(Data shown begins)

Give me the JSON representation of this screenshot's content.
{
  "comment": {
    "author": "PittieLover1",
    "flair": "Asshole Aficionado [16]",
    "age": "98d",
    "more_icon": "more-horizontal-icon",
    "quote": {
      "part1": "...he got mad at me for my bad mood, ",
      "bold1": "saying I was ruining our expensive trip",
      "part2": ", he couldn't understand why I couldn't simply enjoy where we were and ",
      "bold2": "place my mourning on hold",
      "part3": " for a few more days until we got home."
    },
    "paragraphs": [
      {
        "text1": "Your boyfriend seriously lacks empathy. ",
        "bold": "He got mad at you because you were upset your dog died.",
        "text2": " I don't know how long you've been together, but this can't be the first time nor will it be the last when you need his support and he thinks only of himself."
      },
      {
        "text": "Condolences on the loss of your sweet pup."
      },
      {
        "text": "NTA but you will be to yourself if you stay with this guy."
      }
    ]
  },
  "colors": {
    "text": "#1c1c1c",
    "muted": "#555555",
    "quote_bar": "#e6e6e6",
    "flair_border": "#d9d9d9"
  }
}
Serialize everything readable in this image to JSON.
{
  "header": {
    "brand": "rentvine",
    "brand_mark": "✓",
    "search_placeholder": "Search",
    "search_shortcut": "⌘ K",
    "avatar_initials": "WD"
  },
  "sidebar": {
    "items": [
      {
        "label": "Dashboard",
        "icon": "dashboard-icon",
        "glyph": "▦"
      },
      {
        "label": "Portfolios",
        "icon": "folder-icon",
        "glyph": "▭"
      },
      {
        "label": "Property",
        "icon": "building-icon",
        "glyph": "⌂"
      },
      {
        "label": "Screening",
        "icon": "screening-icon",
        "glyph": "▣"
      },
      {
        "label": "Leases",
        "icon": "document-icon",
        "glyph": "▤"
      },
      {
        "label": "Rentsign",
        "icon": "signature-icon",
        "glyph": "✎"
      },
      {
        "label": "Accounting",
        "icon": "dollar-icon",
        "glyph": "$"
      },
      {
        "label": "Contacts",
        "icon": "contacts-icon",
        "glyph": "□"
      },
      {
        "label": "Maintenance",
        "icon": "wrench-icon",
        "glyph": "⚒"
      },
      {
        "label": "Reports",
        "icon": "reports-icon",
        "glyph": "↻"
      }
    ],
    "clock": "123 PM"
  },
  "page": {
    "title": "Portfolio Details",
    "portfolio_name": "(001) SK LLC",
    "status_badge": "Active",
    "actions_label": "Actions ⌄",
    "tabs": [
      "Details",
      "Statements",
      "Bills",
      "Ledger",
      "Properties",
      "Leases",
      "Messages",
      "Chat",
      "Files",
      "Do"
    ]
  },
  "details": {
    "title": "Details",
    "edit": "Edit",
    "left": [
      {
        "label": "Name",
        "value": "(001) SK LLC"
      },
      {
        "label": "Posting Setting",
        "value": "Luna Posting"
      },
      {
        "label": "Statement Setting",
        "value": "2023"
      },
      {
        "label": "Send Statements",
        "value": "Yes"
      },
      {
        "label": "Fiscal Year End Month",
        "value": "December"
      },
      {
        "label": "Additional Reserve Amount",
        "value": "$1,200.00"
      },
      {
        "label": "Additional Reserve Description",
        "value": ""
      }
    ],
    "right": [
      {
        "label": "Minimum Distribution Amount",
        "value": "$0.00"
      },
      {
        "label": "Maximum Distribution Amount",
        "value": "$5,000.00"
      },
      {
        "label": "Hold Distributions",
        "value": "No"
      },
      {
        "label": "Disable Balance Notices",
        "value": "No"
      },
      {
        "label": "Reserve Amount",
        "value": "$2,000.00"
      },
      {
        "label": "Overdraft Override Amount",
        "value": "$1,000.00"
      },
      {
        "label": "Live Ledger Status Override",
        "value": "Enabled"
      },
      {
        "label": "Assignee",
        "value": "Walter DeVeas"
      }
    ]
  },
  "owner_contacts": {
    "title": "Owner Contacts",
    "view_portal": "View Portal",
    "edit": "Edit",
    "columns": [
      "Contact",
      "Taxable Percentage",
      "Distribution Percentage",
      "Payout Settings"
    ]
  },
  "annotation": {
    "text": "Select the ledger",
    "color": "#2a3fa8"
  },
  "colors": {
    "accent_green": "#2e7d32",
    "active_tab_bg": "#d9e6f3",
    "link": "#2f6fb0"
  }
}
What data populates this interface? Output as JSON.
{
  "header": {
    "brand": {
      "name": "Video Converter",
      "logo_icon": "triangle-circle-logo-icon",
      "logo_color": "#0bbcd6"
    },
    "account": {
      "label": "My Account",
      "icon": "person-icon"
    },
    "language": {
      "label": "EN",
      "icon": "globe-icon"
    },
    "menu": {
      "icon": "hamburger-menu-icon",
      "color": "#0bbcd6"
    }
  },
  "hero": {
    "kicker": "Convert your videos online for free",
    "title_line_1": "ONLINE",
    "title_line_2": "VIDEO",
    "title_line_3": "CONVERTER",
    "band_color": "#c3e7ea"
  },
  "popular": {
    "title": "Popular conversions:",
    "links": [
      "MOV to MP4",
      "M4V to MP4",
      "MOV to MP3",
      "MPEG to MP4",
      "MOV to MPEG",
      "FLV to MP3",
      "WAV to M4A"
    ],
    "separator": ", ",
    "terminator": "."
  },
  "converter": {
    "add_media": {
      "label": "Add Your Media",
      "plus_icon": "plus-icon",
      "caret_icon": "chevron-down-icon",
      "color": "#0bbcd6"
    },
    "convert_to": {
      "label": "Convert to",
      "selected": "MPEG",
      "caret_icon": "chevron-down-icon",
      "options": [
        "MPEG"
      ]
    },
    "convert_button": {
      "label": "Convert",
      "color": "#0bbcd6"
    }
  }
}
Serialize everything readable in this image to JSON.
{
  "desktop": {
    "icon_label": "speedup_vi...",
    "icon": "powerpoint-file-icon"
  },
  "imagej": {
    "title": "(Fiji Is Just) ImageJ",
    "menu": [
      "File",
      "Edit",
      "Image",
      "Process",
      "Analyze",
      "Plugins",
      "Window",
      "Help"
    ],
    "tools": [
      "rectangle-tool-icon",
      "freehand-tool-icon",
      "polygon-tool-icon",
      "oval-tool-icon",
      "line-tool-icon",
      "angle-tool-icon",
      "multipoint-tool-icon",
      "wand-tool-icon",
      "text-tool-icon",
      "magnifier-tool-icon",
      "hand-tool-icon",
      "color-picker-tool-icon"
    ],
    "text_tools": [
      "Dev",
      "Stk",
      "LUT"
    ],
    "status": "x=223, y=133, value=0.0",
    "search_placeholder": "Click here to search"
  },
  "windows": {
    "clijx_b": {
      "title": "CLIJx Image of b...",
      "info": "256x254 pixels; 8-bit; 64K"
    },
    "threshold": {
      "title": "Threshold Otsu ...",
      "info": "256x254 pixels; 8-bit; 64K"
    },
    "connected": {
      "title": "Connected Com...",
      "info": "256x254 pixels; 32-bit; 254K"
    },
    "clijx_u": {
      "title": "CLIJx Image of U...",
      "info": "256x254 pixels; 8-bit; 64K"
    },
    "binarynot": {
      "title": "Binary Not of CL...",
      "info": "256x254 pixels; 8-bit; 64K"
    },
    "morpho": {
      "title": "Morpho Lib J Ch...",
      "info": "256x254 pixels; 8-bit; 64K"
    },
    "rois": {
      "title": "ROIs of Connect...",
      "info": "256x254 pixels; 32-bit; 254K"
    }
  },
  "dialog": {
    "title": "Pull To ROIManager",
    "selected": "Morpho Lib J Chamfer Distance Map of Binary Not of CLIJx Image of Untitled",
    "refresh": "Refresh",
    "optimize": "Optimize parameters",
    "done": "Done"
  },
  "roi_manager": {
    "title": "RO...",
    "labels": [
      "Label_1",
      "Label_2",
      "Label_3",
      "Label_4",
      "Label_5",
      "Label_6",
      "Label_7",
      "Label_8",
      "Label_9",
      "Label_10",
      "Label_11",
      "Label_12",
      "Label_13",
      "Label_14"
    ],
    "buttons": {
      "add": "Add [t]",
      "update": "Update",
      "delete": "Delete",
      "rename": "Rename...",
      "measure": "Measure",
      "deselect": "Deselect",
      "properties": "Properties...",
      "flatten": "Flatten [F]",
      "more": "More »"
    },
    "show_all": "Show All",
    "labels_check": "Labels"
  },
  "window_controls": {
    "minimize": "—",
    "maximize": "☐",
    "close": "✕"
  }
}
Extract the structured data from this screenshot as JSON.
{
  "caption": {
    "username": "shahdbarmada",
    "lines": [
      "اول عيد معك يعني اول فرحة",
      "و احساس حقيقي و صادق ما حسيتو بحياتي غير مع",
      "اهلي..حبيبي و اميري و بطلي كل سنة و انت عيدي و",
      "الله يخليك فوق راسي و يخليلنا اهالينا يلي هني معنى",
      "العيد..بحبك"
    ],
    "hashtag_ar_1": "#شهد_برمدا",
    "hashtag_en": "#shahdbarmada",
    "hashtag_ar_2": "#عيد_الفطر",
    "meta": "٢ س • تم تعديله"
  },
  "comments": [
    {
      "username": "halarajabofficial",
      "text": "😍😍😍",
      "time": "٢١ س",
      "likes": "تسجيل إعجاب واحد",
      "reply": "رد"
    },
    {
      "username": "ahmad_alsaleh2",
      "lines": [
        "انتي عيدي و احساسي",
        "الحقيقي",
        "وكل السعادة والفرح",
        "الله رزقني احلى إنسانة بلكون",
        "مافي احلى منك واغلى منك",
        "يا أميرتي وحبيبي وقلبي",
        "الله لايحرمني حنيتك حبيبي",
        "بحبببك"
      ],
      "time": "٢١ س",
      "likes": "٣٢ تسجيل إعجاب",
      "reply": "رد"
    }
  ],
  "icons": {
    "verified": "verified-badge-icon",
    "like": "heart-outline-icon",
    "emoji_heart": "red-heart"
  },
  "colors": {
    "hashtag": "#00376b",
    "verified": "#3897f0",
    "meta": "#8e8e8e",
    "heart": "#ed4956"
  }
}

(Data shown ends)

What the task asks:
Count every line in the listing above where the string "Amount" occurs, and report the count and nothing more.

Result of this exercise:
5